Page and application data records
++++++++++++++++++++

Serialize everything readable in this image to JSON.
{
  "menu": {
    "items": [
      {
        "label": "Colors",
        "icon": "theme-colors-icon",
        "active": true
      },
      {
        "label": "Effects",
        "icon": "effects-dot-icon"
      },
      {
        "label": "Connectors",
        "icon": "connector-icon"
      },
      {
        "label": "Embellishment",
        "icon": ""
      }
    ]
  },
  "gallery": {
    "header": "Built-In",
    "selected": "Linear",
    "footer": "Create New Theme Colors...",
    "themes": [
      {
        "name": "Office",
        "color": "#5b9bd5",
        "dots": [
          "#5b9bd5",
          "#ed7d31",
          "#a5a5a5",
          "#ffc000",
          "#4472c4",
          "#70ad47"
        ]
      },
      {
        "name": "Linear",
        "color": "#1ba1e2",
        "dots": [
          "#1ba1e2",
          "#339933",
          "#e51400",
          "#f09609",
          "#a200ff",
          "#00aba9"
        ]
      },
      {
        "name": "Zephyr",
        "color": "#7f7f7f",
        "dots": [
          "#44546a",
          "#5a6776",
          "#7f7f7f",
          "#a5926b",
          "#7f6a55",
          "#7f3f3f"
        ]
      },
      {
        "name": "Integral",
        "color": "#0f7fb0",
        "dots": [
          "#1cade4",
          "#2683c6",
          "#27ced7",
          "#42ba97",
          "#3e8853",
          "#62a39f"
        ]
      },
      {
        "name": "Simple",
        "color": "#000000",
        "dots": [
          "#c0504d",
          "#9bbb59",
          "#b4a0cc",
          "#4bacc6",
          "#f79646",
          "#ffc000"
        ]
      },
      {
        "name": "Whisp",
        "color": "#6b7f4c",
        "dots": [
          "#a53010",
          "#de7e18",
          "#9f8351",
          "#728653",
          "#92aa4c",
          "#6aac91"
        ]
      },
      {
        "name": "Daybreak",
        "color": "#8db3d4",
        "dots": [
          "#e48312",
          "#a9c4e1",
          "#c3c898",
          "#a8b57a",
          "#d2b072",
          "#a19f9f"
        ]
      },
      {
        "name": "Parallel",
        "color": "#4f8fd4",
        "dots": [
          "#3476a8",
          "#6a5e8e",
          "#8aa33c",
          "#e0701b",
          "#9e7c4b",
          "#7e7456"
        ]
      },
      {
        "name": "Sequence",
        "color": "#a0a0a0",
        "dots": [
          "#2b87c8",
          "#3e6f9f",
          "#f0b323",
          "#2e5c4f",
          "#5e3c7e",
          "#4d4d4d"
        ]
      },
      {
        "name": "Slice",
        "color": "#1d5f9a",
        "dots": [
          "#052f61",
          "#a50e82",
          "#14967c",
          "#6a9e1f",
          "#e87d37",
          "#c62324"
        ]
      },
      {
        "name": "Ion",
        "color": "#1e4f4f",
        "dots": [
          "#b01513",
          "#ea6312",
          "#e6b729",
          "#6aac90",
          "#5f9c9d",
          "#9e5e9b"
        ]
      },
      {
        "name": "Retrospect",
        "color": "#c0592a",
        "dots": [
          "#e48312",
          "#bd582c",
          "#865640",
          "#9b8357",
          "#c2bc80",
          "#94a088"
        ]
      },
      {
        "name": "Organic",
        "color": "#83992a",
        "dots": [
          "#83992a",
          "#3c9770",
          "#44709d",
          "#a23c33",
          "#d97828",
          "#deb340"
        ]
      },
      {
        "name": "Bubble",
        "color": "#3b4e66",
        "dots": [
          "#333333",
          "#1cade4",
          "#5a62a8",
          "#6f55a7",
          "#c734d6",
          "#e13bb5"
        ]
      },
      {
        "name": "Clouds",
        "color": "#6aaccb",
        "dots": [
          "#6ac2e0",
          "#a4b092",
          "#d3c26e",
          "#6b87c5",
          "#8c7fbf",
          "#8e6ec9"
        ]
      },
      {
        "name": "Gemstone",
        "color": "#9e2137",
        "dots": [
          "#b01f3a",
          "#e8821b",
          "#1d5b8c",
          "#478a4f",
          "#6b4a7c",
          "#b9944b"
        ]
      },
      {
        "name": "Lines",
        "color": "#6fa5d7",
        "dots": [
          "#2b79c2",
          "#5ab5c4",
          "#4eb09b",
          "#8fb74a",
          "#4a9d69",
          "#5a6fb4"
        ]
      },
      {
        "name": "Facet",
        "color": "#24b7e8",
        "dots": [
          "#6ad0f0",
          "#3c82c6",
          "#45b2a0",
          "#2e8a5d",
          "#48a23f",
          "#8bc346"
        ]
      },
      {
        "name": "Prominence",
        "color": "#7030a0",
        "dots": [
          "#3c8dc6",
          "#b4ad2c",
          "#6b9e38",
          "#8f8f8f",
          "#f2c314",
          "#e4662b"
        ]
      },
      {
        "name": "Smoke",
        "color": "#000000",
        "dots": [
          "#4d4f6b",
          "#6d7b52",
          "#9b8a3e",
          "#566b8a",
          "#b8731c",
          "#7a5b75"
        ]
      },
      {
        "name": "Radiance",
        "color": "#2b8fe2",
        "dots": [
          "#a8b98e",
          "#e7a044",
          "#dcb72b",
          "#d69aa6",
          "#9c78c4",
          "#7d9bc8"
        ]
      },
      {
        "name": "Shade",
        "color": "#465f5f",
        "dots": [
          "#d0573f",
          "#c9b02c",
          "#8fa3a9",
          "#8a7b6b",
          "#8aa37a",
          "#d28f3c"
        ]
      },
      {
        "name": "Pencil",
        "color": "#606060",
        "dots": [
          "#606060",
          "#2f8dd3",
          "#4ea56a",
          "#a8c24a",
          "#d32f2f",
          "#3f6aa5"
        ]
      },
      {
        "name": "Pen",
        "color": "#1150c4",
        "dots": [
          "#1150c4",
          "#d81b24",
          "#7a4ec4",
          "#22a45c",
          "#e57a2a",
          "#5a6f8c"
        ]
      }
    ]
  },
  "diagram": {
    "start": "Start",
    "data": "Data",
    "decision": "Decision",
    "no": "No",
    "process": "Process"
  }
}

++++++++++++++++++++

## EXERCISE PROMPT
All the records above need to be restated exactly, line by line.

## RESULT OF THIS EXERCISE
Serialize everything readable in this image to JSON.
{
  "menu": {
    "items": [
      {
        "label": "Colors",
        "icon": "theme-colors-icon",
        "active": true
      },
      {
        "label": "Effects",
        "icon": "effects-dot-icon"
      },
      {
        "label": "Connectors",
        "icon": "connector-icon"
      },
      {
        "label": "Embellishment",
        "icon": ""
      }
    ]
  },
  "gallery": {
    "header": "Built-In",
    "selected": "Linear",
    "footer": "Create New Theme Colors...",
    "themes": [
      {
        "name": "Office",
        "color": "#5b9bd5",
        "dots": [
          "#5b9bd5",
          "#ed7d31",
          "#a5a5a5",
          "#ffc000",
          "#4472c4",
          "#70ad47"
        ]
      },
      {
        "name": "Linear",
        "color": "#1ba1e2",
        "dots": [
          "#1ba1e2",
          "#339933",
          "#e51400",
          "#f09609",
          "#a200ff",
          "#00aba9"
        ]
      },
      {
        "name": "Zephyr",
        "color": "#7f7f7f",
        "dots": [
          "#44546a",
          "#5a6776",
          "#7f7f7f",
          "#a5926b",
          "#7f6a55",
          "#7f3f3f"
        ]
      },
      {
        "name": "Integral",
        "color": "#0f7fb0",
        "dots": [
          "#1cade4",
          "#2683c6",
          "#27ced7",
          "#42ba97",
          "#3e8853",
          "#62a39f"
        ]
      },
      {
        "name": "Simple",
        "color": "#000000",
        "dots": [
          "#c0504d",
          "#9bbb59",
          "#b4a0cc",
          "#4bacc6",
          "#f79646",
          "#ffc000"
        ]
      },
      {
        "name": "Whisp",
        "color": "#6b7f4c",
        "dots": [
          "#a53010",
          "#de7e18",
          "#9f8351",
          "#728653",
          "#92aa4c",
          "#6aac91"
        ]
      },
      {
        "name": "Daybreak",
        "color": "#8db3d4",
        "dots": [
          "#e48312",
          "#a9c4e1",
          "#c3c898",
          "#a8b57a",
          "#d2b072",
          "#a19f9f"
        ]
      },
      {
        "name": "Parallel",
        "color": "#4f8fd4",
        "dots": [
          "#3476a8",
          "#6a5e8e",
          "#8aa33c",
          "#e0701b",
          "#9e7c4b",
          "#7e7456"
        ]
      },
      {
        "name": "Sequence",
        "color": "#a0a0a0",
        "dots": [
          "#2b87c8",
          "#3e6f9f",
          "#f0b323",
          "#2e5c4f",
          "#5e3c7e",
          "#4d4d4d"
        ]
      },
      {
        "name": "Slice",
        "color": "#1d5f9a",
        "dots": [
          "#052f61",
          "#a50e82",
          "#14967c",
          "#6a9e1f",
          "#e87d37",
          "#c62324"
        ]
      },
      {
        "name": "Ion",
        "color": "#1e4f4f",
        "dots": [
          "#b01513",
          "#ea6312",
          "#e6b729",
          "#6aac90",
          "#5f9c9d",
          "#9e5e9b"
        ]
      },
      {
        "name": "Retrospect",
        "color": "#c0592a",
        "dots": [
          "#e48312",
          "#bd582c",
          "#865640",
          "#9b8357",
          "#c2bc80",
          "#94a088"
        ]
      },
      {
        "name": "Organic",
        "color": "#83992a",
        "dots": [
          "#83992a",
          "#3c9770",
          "#44709d",
          "#a23c33",
          "#d97828",
          "#deb340"
        ]
      },
      {
        "name": "Bubble",
        "color": "#3b4e66",
        "dots": [
          "#333333",
          "#1cade4",
          "#5a62a8",
          "#6f55a7",
          "#c734d6",
          "#e13bb5"
        ]
      },
      {
        "name": "Clouds",
        "color": "#6aaccb",
        "dots": [
          "#6ac2e0",
          "#a4b092",
          "#d3c26e",
          "#6b87c5",
          "#8c7fbf",
          "#8e6ec9"
        ]
      },
      {
        "name": "Gemstone",
        "color": "#9e2137",
        "dots": [
          "#b01f3a",
          "#e8821b",
          "#1d5b8c",
          "#478a4f",
          "#6b4a7c",
          "#b9944b"
        ]
      },
      {
        "name": "Lines",
        "color": "#6fa5d7",
        "dots": [
          "#2b79c2",
          "#5ab5c4",
          "#4eb09b",
          "#8fb74a",
          "#4a9d69",
          "#5a6fb4"
        ]
      },
      {
        "name": "Facet",
        "color": "#24b7e8",
        "dots": [
          "#6ad0f0",
          "#3c82c6",
          "#45b2a0",
          "#2e8a5d",
          "#48a23f",
          "#8bc346"
        ]
      },
      {
        "name": "Prominence",
        "color": "#7030a0",
        "dots": [
          "#3c8dc6",
          "#b4ad2c",
          "#6b9e38",
          "#8f8f8f",
          "#f2c314",
          "#e4662b"
        ]
      },
      {
        "name": "Smoke",
        "color": "#000000",
        "dots": [
          "#4d4f6b",
          "#6d7b52",
          "#9b8a3e",
          "#566b8a",
          "#b8731c",
          "#7a5b75"
        ]
      },
      {
        "name": "Radiance",
        "color": "#2b8fe2",
        "dots": [
          "#a8b98e",
          "#e7a044",
          "#dcb72b",
          "#d69aa6",
          "#9c78c4",
          "#7d9bc8"
        ]
      },
      {
        "name": "Shade",
        "color": "#465f5f",
        "dots": [
          "#d0573f",
          "#c9b02c",
          "#8fa3a9",
          "#8a7b6b",
          "#8aa37a",
          "#d28f3c"
        ]
      },
      {
        "name": "Pencil",
        "color": "#606060",
        "dots": [
          "#606060",
          "#2f8dd3",
          "#4ea56a",
          "#a8c24a",
          "#d32f2f",
          "#3f6aa5"
        ]
      },
      {
        "name": "Pen",
        "color": "#1150c4",
        "dots": [
          "#1150c4",
          "#d81b24",
          "#7a4ec4",
          "#22a45c",
          "#e57a2a",
          "#5a6f8c"
        ]
      }
    ]
  },
  "diagram": {
    "start": "Start",
    "data": "Data",
    "decision": "Decision",
    "no": "No",
    "process": "Process"
  }
}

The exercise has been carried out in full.